→ What you will do:
Each line of the data must be written out again verbatim; no image belongs in the copy.

(Items from an interface collection)
# # # # # # #

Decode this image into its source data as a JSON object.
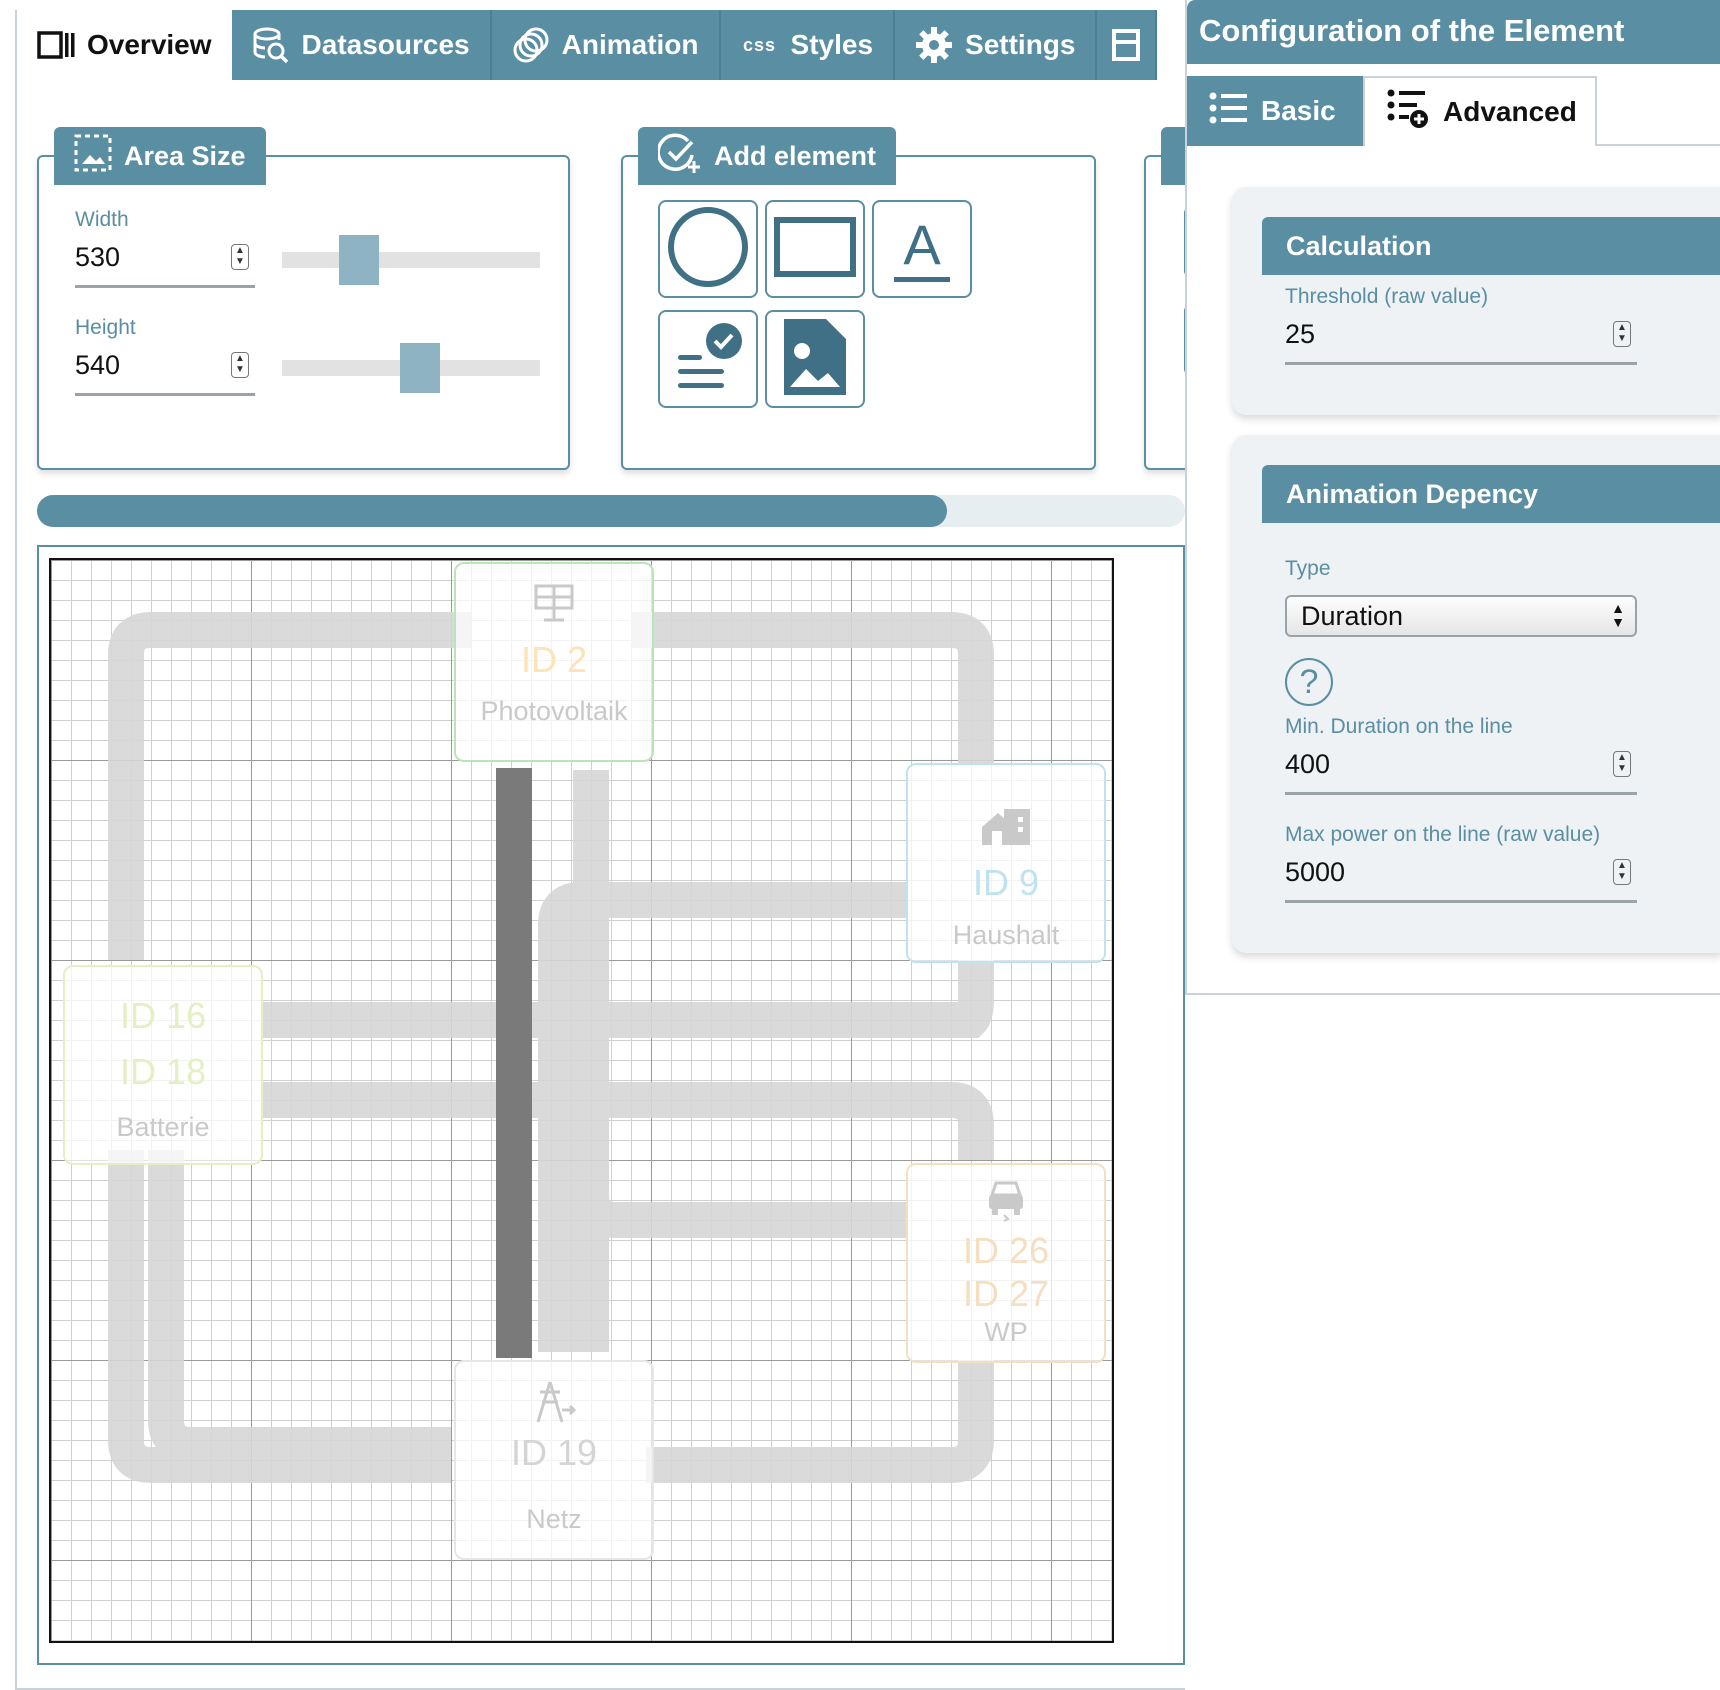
{
  "tabs": [
    {
      "label": "Overview",
      "icon": "columns-icon",
      "active": true
    },
    {
      "label": "Datasources",
      "icon": "database-search-icon"
    },
    {
      "label": "Animation",
      "icon": "animation-rings-icon"
    },
    {
      "label": "Styles",
      "icon": "css-icon",
      "icon_text": "css"
    },
    {
      "label": "Settings",
      "icon": "gear-icon"
    }
  ],
  "area_size": {
    "title": "Area Size",
    "width_label": "Width",
    "width_value": "530",
    "height_label": "Height",
    "height_value": "540"
  },
  "add_element": {
    "title": "Add element",
    "buttons": [
      "circle-icon",
      "rectangle-icon",
      "text-icon",
      "datasource-text-icon",
      "image-icon"
    ],
    "text_glyph": "A"
  },
  "canvas": {
    "nodes": [
      {
        "id_lines": [
          "ID 2"
        ],
        "name": "Photovoltaik",
        "icon": "solar-panel-icon",
        "color": "#b9e6b4",
        "id_color": "#fde3b5"
      },
      {
        "id_lines": [
          "ID 9"
        ],
        "name": "Haushalt",
        "icon": "house-icon",
        "color": "#bfe2f1",
        "id_color": "#bfe2f1"
      },
      {
        "id_lines": [
          "ID 16",
          "ID 18"
        ],
        "name": "Batterie",
        "icon": "",
        "color": "#e4f0c2",
        "id_color": "#e4f0c2"
      },
      {
        "id_lines": [
          "ID 26",
          "ID 27"
        ],
        "name": "WP",
        "icon": "car-icon",
        "color": "#f6dfc1",
        "id_color": "#f6dfc1"
      },
      {
        "id_lines": [
          "ID 19"
        ],
        "name": "Netz",
        "icon": "power-tower-icon",
        "color": "#e6e6e6",
        "id_color": "#d4d4d4"
      }
    ]
  },
  "config": {
    "title": "Configuration of the Element",
    "tabs": {
      "basic": "Basic",
      "advanced": "Advanced"
    },
    "calculation": {
      "title": "Calculation",
      "threshold_label": "Threshold (raw value)",
      "threshold_value": "25"
    },
    "animation_dependency": {
      "title": "Animation Depency",
      "type_label": "Type",
      "type_value": "Duration",
      "min_duration_label": "Min. Duration on the line",
      "min_duration_value": "400",
      "max_power_label": "Max power on the line (raw value)",
      "max_power_value": "5000"
    }
  },
  "colors": {
    "accent": "#5a8ea3",
    "selected_line": "#7a7a7a",
    "line": "#d6d6d6"
  }
}
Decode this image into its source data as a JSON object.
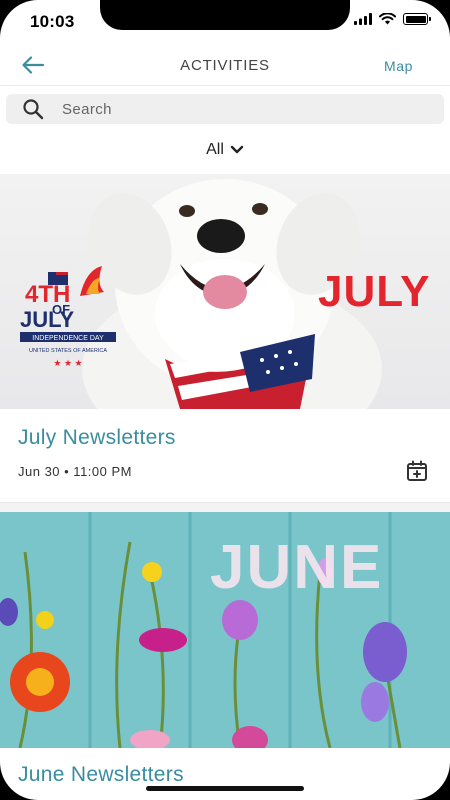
{
  "status_bar": {
    "time": "10:03"
  },
  "header": {
    "title": "ACTIVITIES",
    "map_label": "Map"
  },
  "search": {
    "placeholder": "Search"
  },
  "filter": {
    "label": "All"
  },
  "activities": [
    {
      "title": "July Newsletters",
      "date": "Jun 30 • 11:00 PM",
      "image_text": "JULY",
      "badge": {
        "line1": "4TH",
        "line2": "OF",
        "line3": "JULY",
        "line4": "INDEPENDENCE DAY",
        "line5": "UNITED STATES OF AMERICA"
      }
    },
    {
      "title": "June Newsletters",
      "image_text": "JUNE"
    }
  ],
  "colors": {
    "accent": "#3a8da0",
    "july_red": "#e3262e",
    "june_text": "#f6e4ee"
  }
}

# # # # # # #

→ Problem solution:
Decode this image into its source data as a JSON object.
{
  "tabs": [
    {
      "label": "Overview",
      "icon": "columns-icon",
      "active": true
    },
    {
      "label": "Datasources",
      "icon": "database-search-icon"
    },
    {
      "label": "Animation",
      "icon": "animation-rings-icon"
    },
    {
      "label": "Styles",
      "icon": "css-icon",
      "icon_text": "css"
    },
    {
      "label": "Settings",
      "icon": "gear-icon"
    }
  ],
  "area_size": {
    "title": "Area Size",
    "width_label": "Width",
    "width_value": "530",
    "height_label": "Height",
    "height_value": "540"
  },
  "add_element": {
    "title": "Add element",
    "buttons": [
      "circle-icon",
      "rectangle-icon",
      "text-icon",
      "datasource-text-icon",
      "image-icon"
    ],
    "text_glyph": "A"
  },
  "canvas": {
    "nodes": [
      {
        "id_lines": [
          "ID 2"
        ],
        "name": "Photovoltaik",
        "icon": "solar-panel-icon",
        "color": "#b9e6b4",
        "id_color": "#fde3b5"
      },
      {
        "id_lines": [
          "ID 9"
        ],
        "name": "Haushalt",
        "icon": "house-icon",
        "color": "#bfe2f1",
        "id_color": "#bfe2f1"
      },
      {
        "id_lines": [
          "ID 16",
          "ID 18"
        ],
        "name": "Batterie",
        "icon": "",
        "color": "#e4f0c2",
        "id_color": "#e4f0c2"
      },
      {
        "id_lines": [
          "ID 26",
          "ID 27"
        ],
        "name": "WP",
        "icon": "car-icon",
        "color": "#f6dfc1",
        "id_color": "#f6dfc1"
      },
      {
        "id_lines": [
          "ID 19"
        ],
        "name": "Netz",
        "icon": "power-tower-icon",
        "color": "#e6e6e6",
        "id_color": "#d4d4d4"
      }
    ]
  },
  "config": {
    "title": "Configuration of the Element",
    "tabs": {
      "basic": "Basic",
      "advanced": "Advanced"
    },
    "calculation": {
      "title": "Calculation",
      "threshold_label": "Threshold (raw value)",
      "threshold_value": "25"
    },
    "animation_dependency": {
      "title": "Animation Depency",
      "type_label": "Type",
      "type_value": "Duration",
      "min_duration_label": "Min. Duration on the line",
      "min_duration_value": "400",
      "max_power_label": "Max power on the line (raw value)",
      "max_power_value": "5000"
    }
  },
  "colors": {
    "accent": "#5a8ea3",
    "selected_line": "#7a7a7a",
    "line": "#d6d6d6"
  }
}
Decode this image into its source data as a JSON object.
{
  "status_bar": {
    "time": "10:03"
  },
  "header": {
    "title": "ACTIVITIES",
    "map_label": "Map"
  },
  "search": {
    "placeholder": "Search"
  },
  "filter": {
    "label": "All"
  },
  "activities": [
    {
      "title": "July Newsletters",
      "date": "Jun 30 • 11:00 PM",
      "image_text": "JULY",
      "badge": {
        "line1": "4TH",
        "line2": "OF",
        "line3": "JULY",
        "line4": "INDEPENDENCE DAY",
        "line5": "UNITED STATES OF AMERICA"
      }
    },
    {
      "title": "June Newsletters",
      "image_text": "JUNE"
    }
  ],
  "colors": {
    "accent": "#3a8da0",
    "july_red": "#e3262e",
    "june_text": "#f6e4ee"
  }
}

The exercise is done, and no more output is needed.